State how many lines of the records below contain the word "icon", giving the number and nothing else.

*** Material for the task ***

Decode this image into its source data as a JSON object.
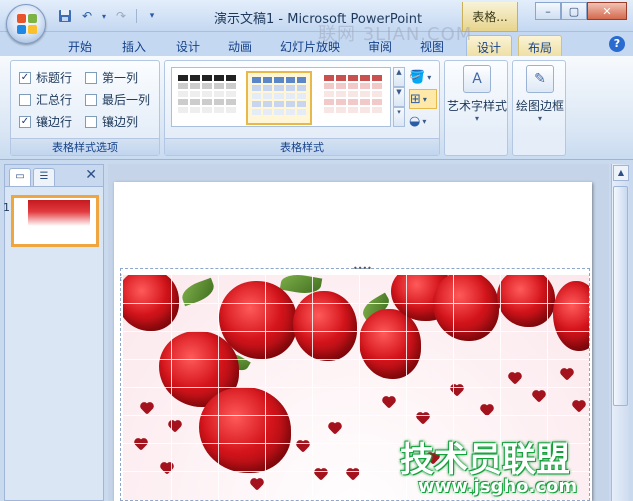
{
  "window": {
    "title": "演示文稿1 - Microsoft PowerPoint",
    "context_tab_title": "表格...",
    "minimize": "–",
    "restore": "▢",
    "close": "✕"
  },
  "qat": {
    "save_icon": "save-icon",
    "undo_icon": "undo-icon",
    "redo_icon": "redo-icon",
    "customize_icon": "customize-icon"
  },
  "tabs": [
    {
      "label": "开始"
    },
    {
      "label": "插入"
    },
    {
      "label": "设计"
    },
    {
      "label": "动画"
    },
    {
      "label": "幻灯片放映"
    },
    {
      "label": "审阅"
    },
    {
      "label": "视图"
    },
    {
      "label": "设计"
    },
    {
      "label": "布局"
    }
  ],
  "ribbon": {
    "options_group": {
      "label": "表格样式选项",
      "checkboxes": [
        {
          "label": "标题行",
          "checked": true
        },
        {
          "label": "第一列",
          "checked": false
        },
        {
          "label": "汇总行",
          "checked": false
        },
        {
          "label": "最后一列",
          "checked": false
        },
        {
          "label": "镶边行",
          "checked": true
        },
        {
          "label": "镶边列",
          "checked": false
        }
      ]
    },
    "styles_group": {
      "label": "表格样式"
    },
    "wordart": {
      "label": "艺术字样式"
    },
    "borders": {
      "label": "绘图边框"
    }
  },
  "panel": {
    "slide_number": "1"
  },
  "watermark": {
    "top": "联网 3LIAN.COM",
    "logo": "技术员联盟",
    "url": "www.jsgho.com"
  },
  "colors": {
    "accent": "#15428b",
    "context_tab": "#e7d48c",
    "selection": "#f0a640"
  }
}
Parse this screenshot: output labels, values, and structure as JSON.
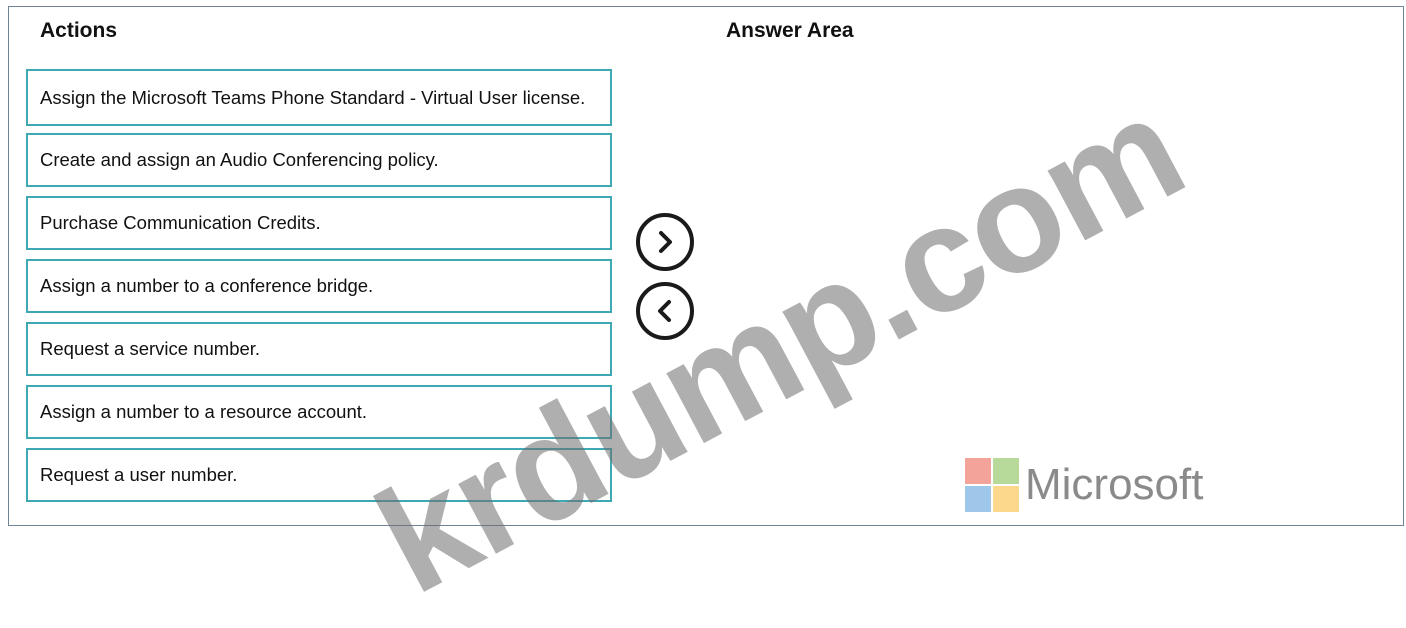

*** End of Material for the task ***

▶ [Result for this exercise]:
4